As creatives (or even human beings!), many of us spend much of our lives squelching all that is frivolous, impractical, and seemingly unnecessary about ourselves, whether it be taking a math class instead of that pottery class we really felt drawn to or not allowing ourselves to invest in that new set of brushes because they were “too expensive to justify spending on a hobby.” Don’t misunderstand – I know as well as anyone that sometimes you have to take math, and many times there is no way to sidestep the boundaries of a budget; however, I also know that self-denial is an easy habit to pick up, and we can often lose ourselves in the cycle of “no” for the sake of saying “no”, or because it feels easier and safer than allowing our inner children to be a little frivolous and impractical, or perhaps because we don’t think we deserve to be indulged.
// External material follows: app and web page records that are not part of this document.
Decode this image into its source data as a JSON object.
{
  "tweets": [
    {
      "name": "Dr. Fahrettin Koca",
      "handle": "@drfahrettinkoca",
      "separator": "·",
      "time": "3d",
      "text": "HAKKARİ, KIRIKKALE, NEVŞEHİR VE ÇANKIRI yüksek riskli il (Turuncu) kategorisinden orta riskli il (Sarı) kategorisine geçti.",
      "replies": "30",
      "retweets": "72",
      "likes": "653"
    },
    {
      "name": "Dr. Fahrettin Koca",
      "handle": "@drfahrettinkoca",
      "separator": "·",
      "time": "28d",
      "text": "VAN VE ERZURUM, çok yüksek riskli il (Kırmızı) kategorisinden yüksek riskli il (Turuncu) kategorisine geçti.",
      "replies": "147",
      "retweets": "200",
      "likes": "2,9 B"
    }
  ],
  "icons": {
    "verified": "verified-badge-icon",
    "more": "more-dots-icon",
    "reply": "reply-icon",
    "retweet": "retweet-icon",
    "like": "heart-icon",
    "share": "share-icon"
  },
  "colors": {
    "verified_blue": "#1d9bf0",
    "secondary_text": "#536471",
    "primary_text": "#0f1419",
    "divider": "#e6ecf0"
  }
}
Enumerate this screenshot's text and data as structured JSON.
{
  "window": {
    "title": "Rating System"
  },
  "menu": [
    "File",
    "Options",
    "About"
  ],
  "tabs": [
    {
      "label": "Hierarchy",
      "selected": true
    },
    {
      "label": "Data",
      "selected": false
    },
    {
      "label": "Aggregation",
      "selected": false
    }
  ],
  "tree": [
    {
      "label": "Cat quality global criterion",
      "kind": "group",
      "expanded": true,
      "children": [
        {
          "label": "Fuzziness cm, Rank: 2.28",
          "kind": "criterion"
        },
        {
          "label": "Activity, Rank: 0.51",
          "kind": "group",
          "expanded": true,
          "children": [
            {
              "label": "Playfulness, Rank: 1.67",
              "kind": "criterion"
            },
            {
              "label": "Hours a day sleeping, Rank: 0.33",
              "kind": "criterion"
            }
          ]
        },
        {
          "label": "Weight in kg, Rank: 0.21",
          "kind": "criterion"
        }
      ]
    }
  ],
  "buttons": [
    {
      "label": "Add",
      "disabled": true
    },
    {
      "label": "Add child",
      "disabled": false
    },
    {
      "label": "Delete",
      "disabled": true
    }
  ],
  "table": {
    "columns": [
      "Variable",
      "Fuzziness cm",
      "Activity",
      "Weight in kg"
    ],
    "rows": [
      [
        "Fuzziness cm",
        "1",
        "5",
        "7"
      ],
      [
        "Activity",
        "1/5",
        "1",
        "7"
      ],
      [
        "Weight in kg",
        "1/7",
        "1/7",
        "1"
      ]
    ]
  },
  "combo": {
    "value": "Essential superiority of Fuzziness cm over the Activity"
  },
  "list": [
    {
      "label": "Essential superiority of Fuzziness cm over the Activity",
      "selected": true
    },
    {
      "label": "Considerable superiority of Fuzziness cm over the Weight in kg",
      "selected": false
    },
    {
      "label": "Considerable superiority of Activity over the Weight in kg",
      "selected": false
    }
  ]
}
I am the type of person that genuinely enjoys celebrating other people. I do birthdays. Holidays thrill me. I love buying and making gifts for the people in my life. Over the years, I have learned that not everyone shares this particular sentiment, though most of the people that end up in my circle, so to speak, learn to just accept it from me. You don’t want a birthday present? Be prepared for me to shrug and give you one anyway. You don’t need it, you say? Well birthday presents wouldn’t be nearly as fun if you needed them, would they?
I had grown accustomed to the occasional gift/party/etc. being accepted with a small sigh of resignation (ahem, Jeff), but no one had ever challenged me on my, shall we say, celebratory preferences, until I met and began dating my current fiance, Chris. (He will surely mention this name-drop when he gets home tonight, but frankly, he’s gotten away pretty easy so far) After we had been dating for a while and I knew him well enough to know when his birthday was without it being creepy, I had the realization that I was the unfortunate member of the pair to decide whether and how to recognize his birthday, since his came before mine on the calendar. It would have been much easier if mine had come first – to let him decide if we had been dating long enough to “do” birthdays or not and set the precedent. Clearly, I was out of luck, and I spent days agonizing over how to handle the upcoming birthday for fear of doing too much, or worse, too little.
I eventually stopped having angst over the whole thing and decided to just do what I naturally felt that I wanted to – if it was too much, then it was too much. I figured that I may as well prepare him right from the get-go. When the day in question finally rolled around, I went all out. I made sure to involve his kids since they are a huge and incredibly important part of his life. We had dinner. I got Hall of Fame Phillies tickets. Made sure everyone had a Phillies shirt for the game. Made the kids goodie bags to keep them occupied for longer than the first three innings. And when he looked at me at the end of the night and said, ” Why did you do all of this? It’s way too much.” I smiled and told him that I believe when you care for another person, you should want to do nice things for them. You should want to see them excited, smiling, and enjoying themselves with the people they love. And I believe that you celebrate birthdays, because without them you wouldn’t exist.
It is interesting to me how easy it is to wholeheartedly believe that when it comes to other people, but how difficult it can be (particularly in practice) when it comes to ourselves.
As I’ve tried to dissect this belief of mine, and why I tend to give so freely to others and, at the same time, deny myself, I’ve also begun to think about the small things that I’ve always wanted or wanted to do that, on the grounds of impracticality, timing, money, un-dersevedness, and the like, I’ve denied myself. At the beginning of the week, I made a short list and decided that Artist’s Date #9 would be focused on spending time doing just one of the things off of that list.
I started a garden. I’ve always wanted one. I’ve always wanted to grow food and flowers and always told myself I didn’t have time to tend to something like that, the money to start (even though seeds are not expensive at all!), or stayed in one place long enough to bother setting up something so permanent.
I am thrilled with how well the little plants are doing already! We’re growing cabbage, tomatoes, strawberries, peppers, basil, mint, and a handful of flowers for no other reason than that I found them pretty. I spent hours this week digging up our own compost, potting, and setting up our new little garden, and I loved it.
Will it help me be a better artist? Honestly, I’m not sure, but it is one giant step in the direction of treating myself as well as I treat others. A step toward not constantly squelching the desires of my inner self, however impractical or unrelated as they may seem, because, let’s be honest, art, in and of itself, is rarely practical. One could make the argument that humanity could survive without it, but I know that it is necessary for the soul – and what kind of survival would that be?